“He took me under his wing,” remembers Greening. “I made my debut for United in the League Cup at Old Trafford, and I actually played up front with Solskjaer that night. He could see how nervous I was, tried to calm me down, and I ended up setting a goal up for him.
“He was an incredible trainer, very professional and would always do the right thing. And then when he stopped playing, he helped with United’s academy sides. So he’s actually got great experience, he knows the way of United … it’s still pretty early on in the season and I think if they could find another leader on the pitch, the squad is there to succeed.”
Greening scrolls through his phone and finds the stat that Solksjaer actually has a better overall win ratio than Klopp over their first 100 games in the job.
“You see, Liverpool gave Klopp time to build, and I’m really hoping that Ole also has that time to see the results of the environment and culture at United that he’s definitely changed already. But I wouldn’t like to be him at the moment …”
In a way, though, Greening has a similar commitment to developing good personalities and environments through football. As a coach with the i2i International Soccer Academy, he works with young people to improve their footballing ability in partnership with two British universities, where they also study for a range of sports management and sports science degrees. And in the new year, i2i are coming out to the UAE to talk to prospective students. Or should we say players? It’s both.
“We’ll take our coaches over, put on sessions in Dubai and Abu Dhabi, and hope that from those clinics we can encourage young people to come and study and play at Northumbria and York St John University,” says Greening. “We’ve got six squads of 20 players in York, and two squads of 20 in Northumbria, and people come from all over the world to take part,” he says. “They study for their degrees in the morning and we then train like a professional academy in the afternoon and play competitive games twice a week. We’ve had quite a lot of success footballing-wise — but for me it’s about developing well-rounded people. I really enjoy it.”

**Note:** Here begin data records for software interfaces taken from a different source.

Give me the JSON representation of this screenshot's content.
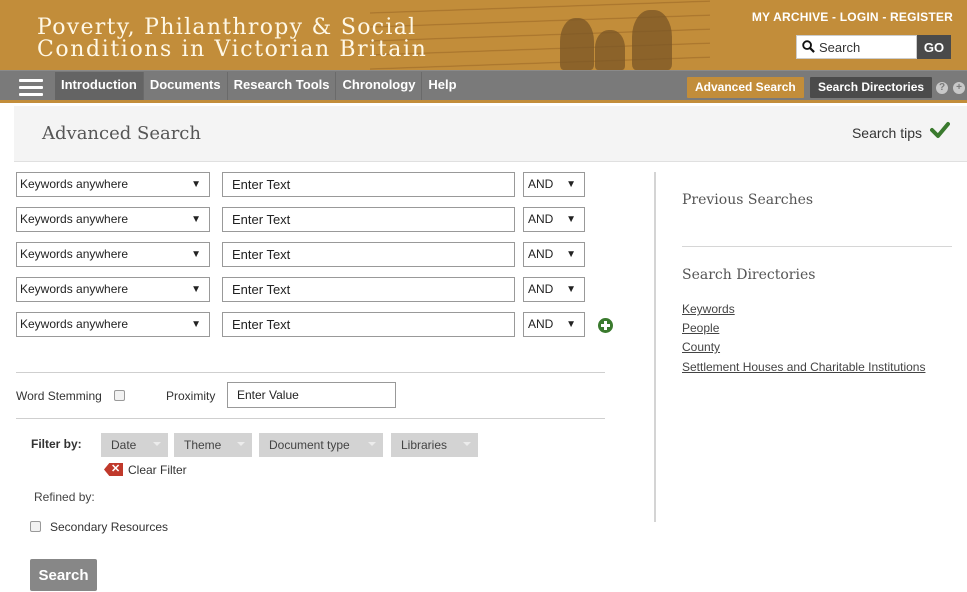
{
  "header": {
    "title_line1": "Poverty, Philanthropy & Social",
    "title_line2": "Conditions in Victorian Britain",
    "top_links": {
      "my_archive": "MY ARCHIVE",
      "login": "LOGIN",
      "register": "REGISTER",
      "separator": " - "
    },
    "search_placeholder": "Search",
    "go_label": "GO"
  },
  "nav": {
    "items": [
      {
        "label": "Introduction"
      },
      {
        "label": "Documents"
      },
      {
        "label": "Research Tools"
      },
      {
        "label": "Chronology"
      },
      {
        "label": "Help"
      }
    ],
    "advanced_search": "Advanced Search",
    "search_directories": "Search Directories",
    "help_icon_glyph": "?",
    "add_icon_glyph": "+"
  },
  "page": {
    "title": "Advanced Search",
    "search_tips": "Search tips"
  },
  "search_rows": [
    {
      "field": "Keywords anywhere",
      "placeholder": "Enter Text",
      "operator": "AND"
    },
    {
      "field": "Keywords anywhere",
      "placeholder": "Enter Text",
      "operator": "AND"
    },
    {
      "field": "Keywords anywhere",
      "placeholder": "Enter Text",
      "operator": "AND"
    },
    {
      "field": "Keywords anywhere",
      "placeholder": "Enter Text",
      "operator": "AND"
    },
    {
      "field": "Keywords anywhere",
      "placeholder": "Enter Text",
      "operator": "AND"
    }
  ],
  "dropdown_arrow": "▼",
  "options": {
    "word_stemming": "Word Stemming",
    "proximity": "Proximity",
    "proximity_placeholder": "Enter Value"
  },
  "filter": {
    "label": "Filter by:",
    "buttons": [
      {
        "label": "Date"
      },
      {
        "label": "Theme"
      },
      {
        "label": "Document type"
      },
      {
        "label": "Libraries"
      }
    ],
    "clear_glyph": "✕",
    "clear_label": "Clear Filter",
    "refined_by": "Refined by:",
    "secondary_resources": "Secondary Resources"
  },
  "submit_label": "Search",
  "sidebar": {
    "previous_searches": "Previous Searches",
    "search_directories": "Search Directories",
    "links": [
      {
        "label": "Keywords"
      },
      {
        "label": "People"
      },
      {
        "label": "County"
      },
      {
        "label": "Settlement Houses and Charitable Institutions"
      }
    ]
  },
  "colors": {
    "banner": "#c28d3a",
    "nav": "#7a7a7a",
    "search_tips_check": "#3a7a2e",
    "clear_filter": "#c0392b"
  }
}
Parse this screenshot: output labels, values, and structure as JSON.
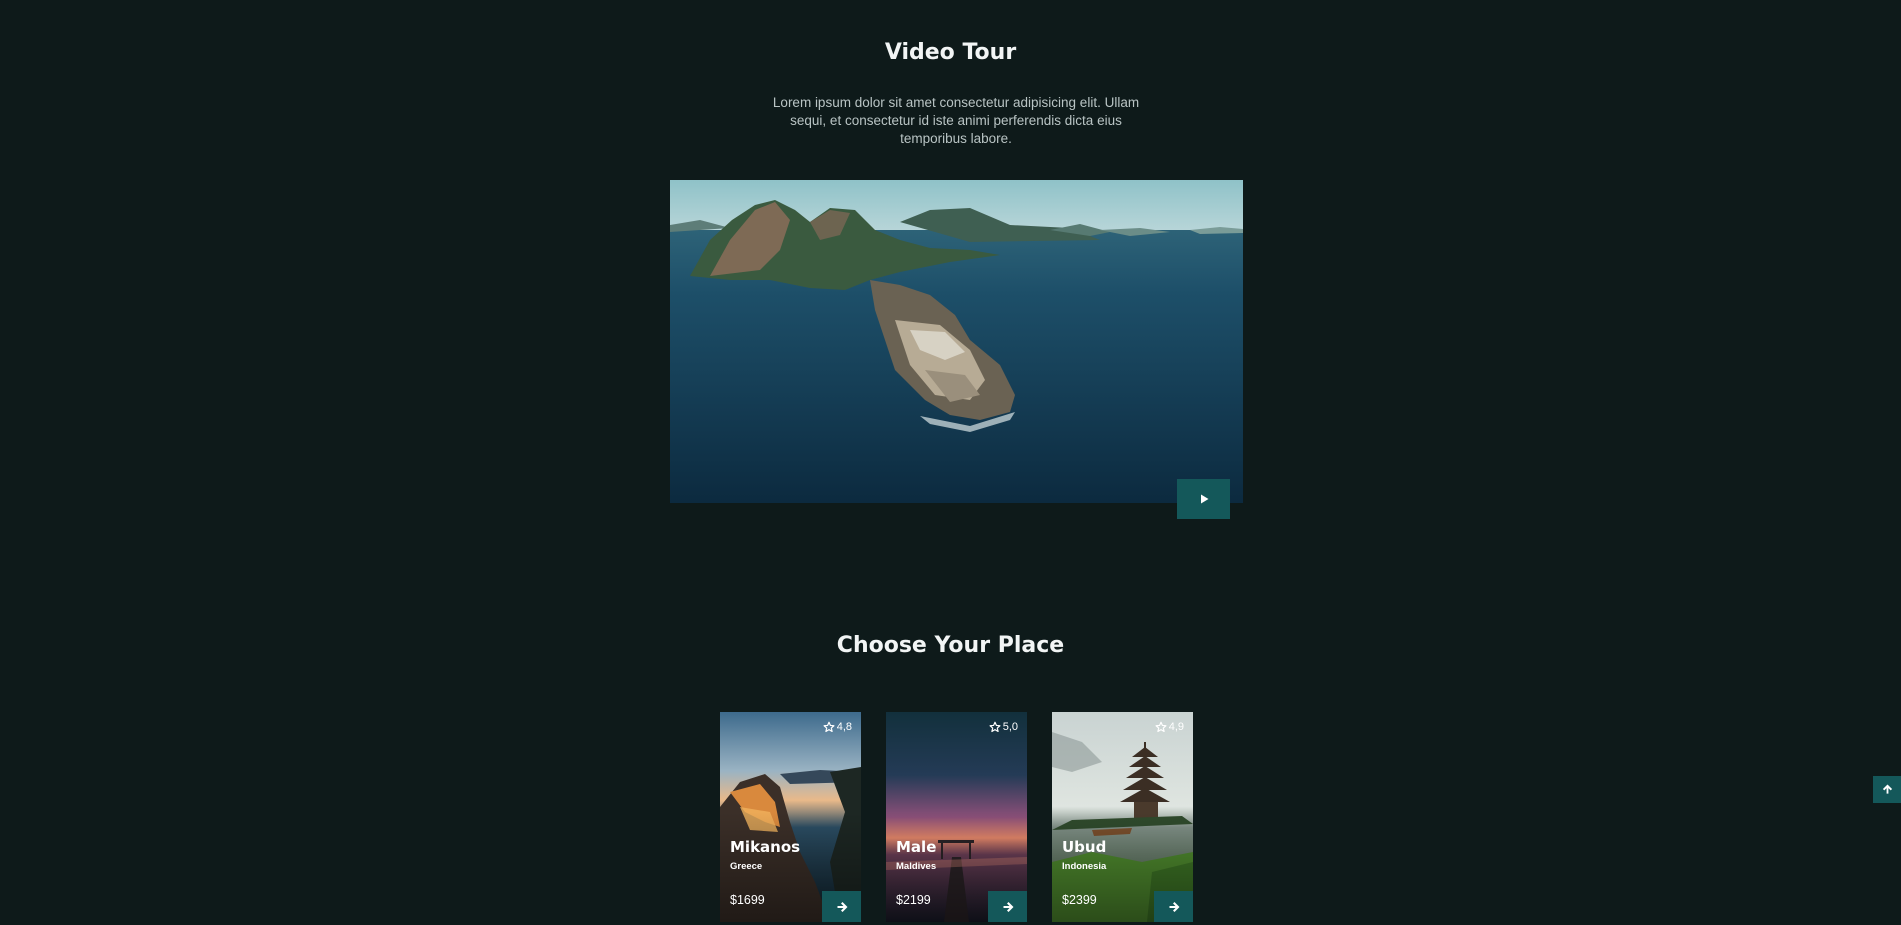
{
  "video_tour": {
    "title": "Video Tour",
    "description": "Lorem ipsum dolor sit amet consectetur adipisicing elit. Ullam sequi, et consectetur id iste animi perferendis dicta eius temporibus labore.",
    "play_icon": "play-icon"
  },
  "places": {
    "title": "Choose Your Place",
    "cards": [
      {
        "name": "Mikanos",
        "country": "Greece",
        "price": "$1699",
        "rating": "4,8",
        "rating_icon": "star-outline-icon",
        "action_icon": "arrow-right-icon"
      },
      {
        "name": "Male",
        "country": "Maldives",
        "price": "$2199",
        "rating": "5,0",
        "rating_icon": "star-outline-icon",
        "action_icon": "arrow-right-icon"
      },
      {
        "name": "Ubud",
        "country": "Indonesia",
        "price": "$2399",
        "rating": "4,9",
        "rating_icon": "star-outline-icon",
        "action_icon": "arrow-right-icon"
      }
    ]
  },
  "scroll_top": {
    "icon": "arrow-up-icon"
  },
  "colors": {
    "background": "#0e1a1a",
    "accent": "#14585a",
    "heading": "#f2f5f5",
    "body_text": "#b9c4c4"
  }
}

Intriguingly, one of the courses is BA (Hons) Football Management. So five years of working for i2i, does Greening feel relieved he’s not in the pressure cooker environment that did for Bilic?
“It’s nice not to have that public pressure, but personally I still have real pride in the performance of our squads and getting the best out of them I can,” he says. “I still want to win.”